• _Available data_:

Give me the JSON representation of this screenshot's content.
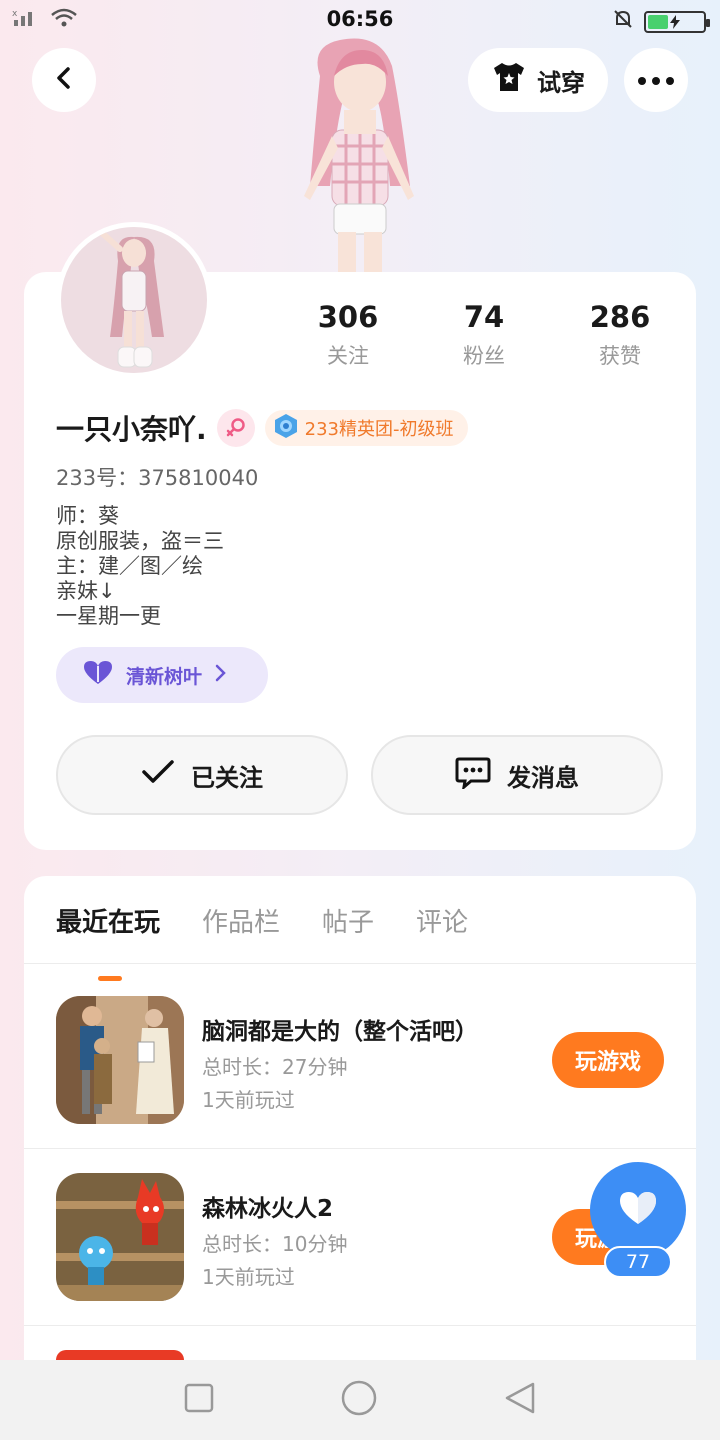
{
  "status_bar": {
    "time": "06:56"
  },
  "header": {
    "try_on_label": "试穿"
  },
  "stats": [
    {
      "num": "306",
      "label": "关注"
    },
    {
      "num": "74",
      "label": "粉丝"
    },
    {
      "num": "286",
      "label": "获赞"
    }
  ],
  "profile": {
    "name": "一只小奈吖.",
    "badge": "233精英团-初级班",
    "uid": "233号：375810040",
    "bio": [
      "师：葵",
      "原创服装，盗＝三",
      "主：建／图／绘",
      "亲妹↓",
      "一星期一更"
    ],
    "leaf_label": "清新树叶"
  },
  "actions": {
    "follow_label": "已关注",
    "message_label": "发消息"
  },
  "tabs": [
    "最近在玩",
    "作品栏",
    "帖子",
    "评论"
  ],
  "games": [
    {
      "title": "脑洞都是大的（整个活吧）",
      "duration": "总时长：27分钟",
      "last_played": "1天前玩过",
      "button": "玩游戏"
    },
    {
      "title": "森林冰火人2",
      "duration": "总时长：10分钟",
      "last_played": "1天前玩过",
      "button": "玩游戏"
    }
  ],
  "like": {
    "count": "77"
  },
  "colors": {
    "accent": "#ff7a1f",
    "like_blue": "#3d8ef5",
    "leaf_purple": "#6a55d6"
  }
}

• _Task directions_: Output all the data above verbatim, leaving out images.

• _Exercise answer_:
Give me the JSON representation of this screenshot's content.
{
  "status_bar": {
    "time": "06:56"
  },
  "header": {
    "try_on_label": "试穿"
  },
  "stats": [
    {
      "num": "306",
      "label": "关注"
    },
    {
      "num": "74",
      "label": "粉丝"
    },
    {
      "num": "286",
      "label": "获赞"
    }
  ],
  "profile": {
    "name": "一只小奈吖.",
    "badge": "233精英团-初级班",
    "uid": "233号：375810040",
    "bio": [
      "师：葵",
      "原创服装，盗＝三",
      "主：建／图／绘",
      "亲妹↓",
      "一星期一更"
    ],
    "leaf_label": "清新树叶"
  },
  "actions": {
    "follow_label": "已关注",
    "message_label": "发消息"
  },
  "tabs": [
    "最近在玩",
    "作品栏",
    "帖子",
    "评论"
  ],
  "games": [
    {
      "title": "脑洞都是大的（整个活吧）",
      "duration": "总时长：27分钟",
      "last_played": "1天前玩过",
      "button": "玩游戏"
    },
    {
      "title": "森林冰火人2",
      "duration": "总时长：10分钟",
      "last_played": "1天前玩过",
      "button": "玩游戏"
    }
  ],
  "like": {
    "count": "77"
  },
  "colors": {
    "accent": "#ff7a1f",
    "like_blue": "#3d8ef5",
    "leaf_purple": "#6a55d6"
  }
}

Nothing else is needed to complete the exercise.